▶ **Problem requirements**
The entries are to be returned exactly, with images left out.

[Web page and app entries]
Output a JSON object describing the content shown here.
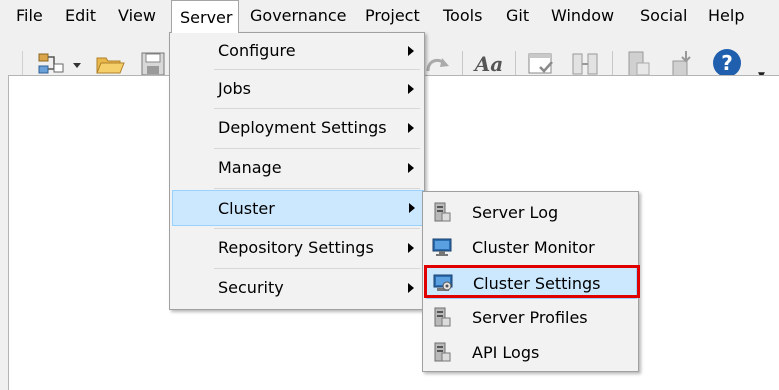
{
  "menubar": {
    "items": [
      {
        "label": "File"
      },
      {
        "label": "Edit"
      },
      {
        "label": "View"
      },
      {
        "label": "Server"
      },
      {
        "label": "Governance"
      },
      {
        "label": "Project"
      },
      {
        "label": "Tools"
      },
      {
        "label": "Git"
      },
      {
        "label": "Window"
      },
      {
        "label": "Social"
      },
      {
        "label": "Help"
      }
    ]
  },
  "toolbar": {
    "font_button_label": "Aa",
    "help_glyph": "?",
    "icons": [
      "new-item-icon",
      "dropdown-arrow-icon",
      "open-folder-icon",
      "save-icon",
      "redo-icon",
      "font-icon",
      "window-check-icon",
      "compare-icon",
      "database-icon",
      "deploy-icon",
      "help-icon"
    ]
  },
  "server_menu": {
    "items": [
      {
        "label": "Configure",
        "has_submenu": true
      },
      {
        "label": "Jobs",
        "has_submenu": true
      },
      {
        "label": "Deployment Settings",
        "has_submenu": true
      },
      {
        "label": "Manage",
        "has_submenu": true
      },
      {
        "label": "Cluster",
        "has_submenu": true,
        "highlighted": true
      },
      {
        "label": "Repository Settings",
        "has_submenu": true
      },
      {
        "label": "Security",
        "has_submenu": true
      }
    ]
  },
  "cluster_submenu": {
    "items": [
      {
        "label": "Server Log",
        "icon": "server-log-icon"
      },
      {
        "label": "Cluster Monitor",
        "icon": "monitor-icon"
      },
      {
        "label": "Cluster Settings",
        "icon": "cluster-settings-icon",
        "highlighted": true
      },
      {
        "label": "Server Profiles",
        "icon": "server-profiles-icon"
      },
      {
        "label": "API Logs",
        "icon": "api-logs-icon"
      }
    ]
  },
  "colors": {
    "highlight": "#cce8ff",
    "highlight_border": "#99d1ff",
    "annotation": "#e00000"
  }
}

▶ **Solution to the problem**
Output a JSON object describing the content shown here.
{
  "menubar": {
    "items": [
      {
        "label": "File"
      },
      {
        "label": "Edit"
      },
      {
        "label": "View"
      },
      {
        "label": "Server"
      },
      {
        "label": "Governance"
      },
      {
        "label": "Project"
      },
      {
        "label": "Tools"
      },
      {
        "label": "Git"
      },
      {
        "label": "Window"
      },
      {
        "label": "Social"
      },
      {
        "label": "Help"
      }
    ]
  },
  "toolbar": {
    "font_button_label": "Aa",
    "help_glyph": "?",
    "icons": [
      "new-item-icon",
      "dropdown-arrow-icon",
      "open-folder-icon",
      "save-icon",
      "redo-icon",
      "font-icon",
      "window-check-icon",
      "compare-icon",
      "database-icon",
      "deploy-icon",
      "help-icon"
    ]
  },
  "server_menu": {
    "items": [
      {
        "label": "Configure",
        "has_submenu": true
      },
      {
        "label": "Jobs",
        "has_submenu": true
      },
      {
        "label": "Deployment Settings",
        "has_submenu": true
      },
      {
        "label": "Manage",
        "has_submenu": true
      },
      {
        "label": "Cluster",
        "has_submenu": true,
        "highlighted": true
      },
      {
        "label": "Repository Settings",
        "has_submenu": true
      },
      {
        "label": "Security",
        "has_submenu": true
      }
    ]
  },
  "cluster_submenu": {
    "items": [
      {
        "label": "Server Log",
        "icon": "server-log-icon"
      },
      {
        "label": "Cluster Monitor",
        "icon": "monitor-icon"
      },
      {
        "label": "Cluster Settings",
        "icon": "cluster-settings-icon",
        "highlighted": true
      },
      {
        "label": "Server Profiles",
        "icon": "server-profiles-icon"
      },
      {
        "label": "API Logs",
        "icon": "api-logs-icon"
      }
    ]
  },
  "colors": {
    "highlight": "#cce8ff",
    "highlight_border": "#99d1ff",
    "annotation": "#e00000"
  }
}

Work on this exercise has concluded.